One of the best features in Windows 8.1 is Snap view, which lets you run several apps side-by-side. While this may not be as crucial for smartphones, Snap view could still turn extra-large phones like the Lumia 1520 into productivity powerhouses—for instance, by running Office while referencing an e-mail.
Picture password has been part of Windows 8 since the beginning, letting you unlock your device by drawing a pattern within a photo of your choosing. This feature seems perfect for smartphones, where you probably have plenty of good photos to choose from. Hopefully Picture Password makes the leap to Windows Phone as the two platforms converge.
Ability to set default apps
Windows 8 may not look like previous versions, but it stays true to its roots in one significant way: If you don't like the built-in apps for things like e-mail, web browsing and photos, you can set a different app as the default. Windows Phone has plenty of apps that can stand in for Microsoft's built-in ones—including Simple Calendar and MetroMail—so it'd be nice to be able to set those as the default.
Deeper OneDrive integration
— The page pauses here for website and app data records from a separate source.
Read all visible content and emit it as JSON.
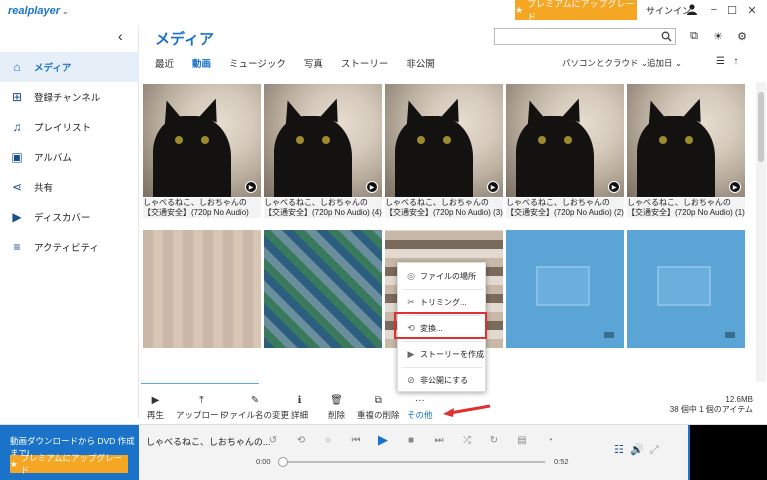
{
  "app": {
    "logo": "realplayer",
    "premium_button": "プレミアムにアップグレード",
    "signin": "サインイン"
  },
  "sidebar": {
    "items": [
      {
        "label": "メディア",
        "icon": "home-icon",
        "active": true
      },
      {
        "label": "登録チャンネル",
        "icon": "plus-square-icon",
        "active": false
      },
      {
        "label": "プレイリスト",
        "icon": "music-note-icon",
        "active": false
      },
      {
        "label": "アルバム",
        "icon": "album-icon",
        "active": false
      },
      {
        "label": "共有",
        "icon": "share-icon",
        "active": false
      },
      {
        "label": "ディスカバー",
        "icon": "play-circle-icon",
        "active": false
      },
      {
        "label": "アクティビティ",
        "icon": "sliders-icon",
        "active": false
      }
    ]
  },
  "main": {
    "title": "メディア",
    "search_placeholder": "",
    "tabs": [
      {
        "label": "最近",
        "active": false
      },
      {
        "label": "動画",
        "active": true
      },
      {
        "label": "ミュージック",
        "active": false
      },
      {
        "label": "写真",
        "active": false
      },
      {
        "label": "ストーリー",
        "active": false
      },
      {
        "label": "非公開",
        "active": false
      }
    ],
    "source_select": "パソコンとクラウド",
    "sort_select": "追加日"
  },
  "videos": [
    {
      "caption": "しゃべるねこ、しおちゃんの【交通安全】(720p No Audio)"
    },
    {
      "caption": "しゃべるねこ、しおちゃんの【交通安全】(720p No Audio) (4)"
    },
    {
      "caption": "しゃべるねこ、しおちゃんの【交通安全】(720p No Audio) (3)"
    },
    {
      "caption": "しゃべるねこ、しおちゃんの【交通安全】(720p No Audio) (2)"
    },
    {
      "caption": "しゃべるねこ、しおちゃんの【交通安全】(720p No Audio) (1)"
    }
  ],
  "context_menu": {
    "items": [
      {
        "label": "ファイルの場所",
        "icon": "folder-target-icon"
      },
      {
        "label": "トリミング...",
        "icon": "scissors-icon"
      },
      {
        "label": "変換...",
        "icon": "convert-icon"
      },
      {
        "label": "ストーリーを作成",
        "icon": "story-icon"
      },
      {
        "label": "非公開にする",
        "icon": "eye-off-icon"
      }
    ]
  },
  "actions": [
    {
      "label": "再生",
      "icon": "play-icon"
    },
    {
      "label": "アップロード",
      "icon": "upload-icon"
    },
    {
      "label": "ファイル名の変更",
      "icon": "pencil-icon"
    },
    {
      "label": "詳細",
      "icon": "info-icon"
    },
    {
      "label": "削除",
      "icon": "trash-icon"
    },
    {
      "label": "重複の削除",
      "icon": "duplicate-icon"
    },
    {
      "label": "その他",
      "icon": "more-icon"
    }
  ],
  "storage": {
    "size": "12.6MB",
    "count": "38 個中 1 個のアイテム"
  },
  "player": {
    "promo_text": "動画ダウンロードから DVD 作成まで!",
    "promo_button": "プレミアムにアップグレード",
    "now_playing": "しゃべるねこ、しおちゃんの...",
    "time_current": "0:00",
    "time_total": "0:52"
  },
  "colors": {
    "accent": "#1a73c9",
    "premium": "#f5a623",
    "highlight": "#e03030"
  }
}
OneDrive integration is a wonderful thing on Windows 8.1, as it lets any app save to the cloud by default. Windows Phone's use of OneDrive is much more limited: You can still sync your camera photos and Office files to the cloud, but it's much harder to save and load other file types—such as ZIP files, TXT files, and PDF documents—directly from third-party apps. If Microsoft offered the same deep OneDrive integration across Windows and Windows Phone, it'd go a long way toward unifying the two platforms.